What is needed
Retype all of the data that follows, line for line.

--- Dataset records Enclosed Below ---

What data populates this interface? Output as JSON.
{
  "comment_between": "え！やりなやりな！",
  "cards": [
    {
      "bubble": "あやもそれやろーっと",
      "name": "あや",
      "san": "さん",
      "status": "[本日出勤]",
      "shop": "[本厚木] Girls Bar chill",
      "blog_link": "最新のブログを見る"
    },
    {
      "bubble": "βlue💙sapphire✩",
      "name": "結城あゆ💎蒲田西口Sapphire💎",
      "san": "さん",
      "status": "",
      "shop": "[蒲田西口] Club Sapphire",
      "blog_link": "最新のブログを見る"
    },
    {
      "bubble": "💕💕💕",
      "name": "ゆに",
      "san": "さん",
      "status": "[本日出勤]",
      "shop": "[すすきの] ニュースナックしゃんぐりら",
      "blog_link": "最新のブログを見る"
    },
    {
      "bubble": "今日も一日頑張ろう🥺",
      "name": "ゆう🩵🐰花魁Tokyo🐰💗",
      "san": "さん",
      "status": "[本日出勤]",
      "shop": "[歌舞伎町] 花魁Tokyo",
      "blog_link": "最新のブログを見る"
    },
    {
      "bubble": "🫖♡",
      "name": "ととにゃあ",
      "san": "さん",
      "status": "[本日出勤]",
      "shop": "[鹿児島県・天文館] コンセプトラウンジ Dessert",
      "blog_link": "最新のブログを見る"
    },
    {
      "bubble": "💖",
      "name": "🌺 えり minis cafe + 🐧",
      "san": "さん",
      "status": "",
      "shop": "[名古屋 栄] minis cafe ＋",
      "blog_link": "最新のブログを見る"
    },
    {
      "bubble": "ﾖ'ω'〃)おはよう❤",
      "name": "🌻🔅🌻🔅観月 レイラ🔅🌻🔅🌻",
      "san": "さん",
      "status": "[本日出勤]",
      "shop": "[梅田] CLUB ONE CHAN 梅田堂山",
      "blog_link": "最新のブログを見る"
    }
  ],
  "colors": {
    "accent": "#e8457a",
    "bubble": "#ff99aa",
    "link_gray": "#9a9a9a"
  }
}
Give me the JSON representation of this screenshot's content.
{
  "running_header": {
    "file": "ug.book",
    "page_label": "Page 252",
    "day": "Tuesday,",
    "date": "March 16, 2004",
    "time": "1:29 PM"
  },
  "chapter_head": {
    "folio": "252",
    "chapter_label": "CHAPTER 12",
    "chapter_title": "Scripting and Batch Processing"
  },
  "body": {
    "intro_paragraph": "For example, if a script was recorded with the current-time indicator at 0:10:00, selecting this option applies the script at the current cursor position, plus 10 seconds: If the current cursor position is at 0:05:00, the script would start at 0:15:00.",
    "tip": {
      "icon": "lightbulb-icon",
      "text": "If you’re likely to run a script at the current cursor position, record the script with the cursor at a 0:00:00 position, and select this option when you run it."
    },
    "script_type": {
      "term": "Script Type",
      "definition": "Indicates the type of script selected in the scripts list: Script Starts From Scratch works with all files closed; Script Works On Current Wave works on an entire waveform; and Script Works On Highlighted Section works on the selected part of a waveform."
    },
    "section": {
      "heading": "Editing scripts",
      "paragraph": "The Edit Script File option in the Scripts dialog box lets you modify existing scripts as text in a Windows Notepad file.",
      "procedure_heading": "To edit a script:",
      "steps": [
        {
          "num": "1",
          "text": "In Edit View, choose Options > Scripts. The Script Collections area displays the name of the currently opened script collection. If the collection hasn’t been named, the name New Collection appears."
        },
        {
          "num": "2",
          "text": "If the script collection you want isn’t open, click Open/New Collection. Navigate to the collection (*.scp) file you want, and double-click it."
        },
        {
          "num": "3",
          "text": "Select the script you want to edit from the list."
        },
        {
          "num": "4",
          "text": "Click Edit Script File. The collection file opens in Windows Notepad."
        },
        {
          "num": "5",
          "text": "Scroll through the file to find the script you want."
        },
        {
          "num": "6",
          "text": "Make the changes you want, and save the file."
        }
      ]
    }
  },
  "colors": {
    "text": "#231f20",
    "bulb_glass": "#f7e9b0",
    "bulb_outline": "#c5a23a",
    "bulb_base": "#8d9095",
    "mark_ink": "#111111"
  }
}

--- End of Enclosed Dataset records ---

Expected answer
What data populates this interface? Output as JSON.
{
  "comment_between": "え！やりなやりな！",
  "cards": [
    {
      "bubble": "あやもそれやろーっと",
      "name": "あや",
      "san": "さん",
      "status": "[本日出勤]",
      "shop": "[本厚木] Girls Bar chill",
      "blog_link": "最新のブログを見る"
    },
    {
      "bubble": "βlue💙sapphire✩",
      "name": "結城あゆ💎蒲田西口Sapphire💎",
      "san": "さん",
      "status": "",
      "shop": "[蒲田西口] Club Sapphire",
      "blog_link": "最新のブログを見る"
    },
    {
      "bubble": "💕💕💕",
      "name": "ゆに",
      "san": "さん",
      "status": "[本日出勤]",
      "shop": "[すすきの] ニュースナックしゃんぐりら",
      "blog_link": "最新のブログを見る"
    },
    {
      "bubble": "今日も一日頑張ろう🥺",
      "name": "ゆう🩵🐰花魁Tokyo🐰💗",
      "san": "さん",
      "status": "[本日出勤]",
      "shop": "[歌舞伎町] 花魁Tokyo",
      "blog_link": "最新のブログを見る"
    },
    {
      "bubble": "🫖♡",
      "name": "ととにゃあ",
      "san": "さん",
      "status": "[本日出勤]",
      "shop": "[鹿児島県・天文館] コンセプトラウンジ Dessert",
      "blog_link": "最新のブログを見る"
    },
    {
      "bubble": "💖",
      "name": "🌺 えり minis cafe + 🐧",
      "san": "さん",
      "status": "",
      "shop": "[名古屋 栄] minis cafe ＋",
      "blog_link": "最新のブログを見る"
    },
    {
      "bubble": "ﾖ'ω'〃)おはよう❤",
      "name": "🌻🔅🌻🔅観月 レイラ🔅🌻🔅🌻",
      "san": "さん",
      "status": "[本日出勤]",
      "shop": "[梅田] CLUB ONE CHAN 梅田堂山",
      "blog_link": "最新のブログを見る"
    }
  ],
  "colors": {
    "accent": "#e8457a",
    "bubble": "#ff99aa",
    "link_gray": "#9a9a9a"
  }
}
Give me the JSON representation of this screenshot's content.
{
  "running_header": {
    "file": "ug.book",
    "page_label": "Page 252",
    "day": "Tuesday,",
    "date": "March 16, 2004",
    "time": "1:29 PM"
  },
  "chapter_head": {
    "folio": "252",
    "chapter_label": "CHAPTER 12",
    "chapter_title": "Scripting and Batch Processing"
  },
  "body": {
    "intro_paragraph": "For example, if a script was recorded with the current-time indicator at 0:10:00, selecting this option applies the script at the current cursor position, plus 10 seconds: If the current cursor position is at 0:05:00, the script would start at 0:15:00.",
    "tip": {
      "icon": "lightbulb-icon",
      "text": "If you’re likely to run a script at the current cursor position, record the script with the cursor at a 0:00:00 position, and select this option when you run it."
    },
    "script_type": {
      "term": "Script Type",
      "definition": "Indicates the type of script selected in the scripts list: Script Starts From Scratch works with all files closed; Script Works On Current Wave works on an entire waveform; and Script Works On Highlighted Section works on the selected part of a waveform."
    },
    "section": {
      "heading": "Editing scripts",
      "paragraph": "The Edit Script File option in the Scripts dialog box lets you modify existing scripts as text in a Windows Notepad file.",
      "procedure_heading": "To edit a script:",
      "steps": [
        {
          "num": "1",
          "text": "In Edit View, choose Options > Scripts. The Script Collections area displays the name of the currently opened script collection. If the collection hasn’t been named, the name New Collection appears."
        },
        {
          "num": "2",
          "text": "If the script collection you want isn’t open, click Open/New Collection. Navigate to the collection (*.scp) file you want, and double-click it."
        },
        {
          "num": "3",
          "text": "Select the script you want to edit from the list."
        },
        {
          "num": "4",
          "text": "Click Edit Script File. The collection file opens in Windows Notepad."
        },
        {
          "num": "5",
          "text": "Scroll through the file to find the script you want."
        },
        {
          "num": "6",
          "text": "Make the changes you want, and save the file."
        }
      ]
    }
  },
  "colors": {
    "text": "#231f20",
    "bulb_glass": "#f7e9b0",
    "bulb_outline": "#c5a23a",
    "bulb_base": "#8d9095",
    "mark_ink": "#111111"
  }
}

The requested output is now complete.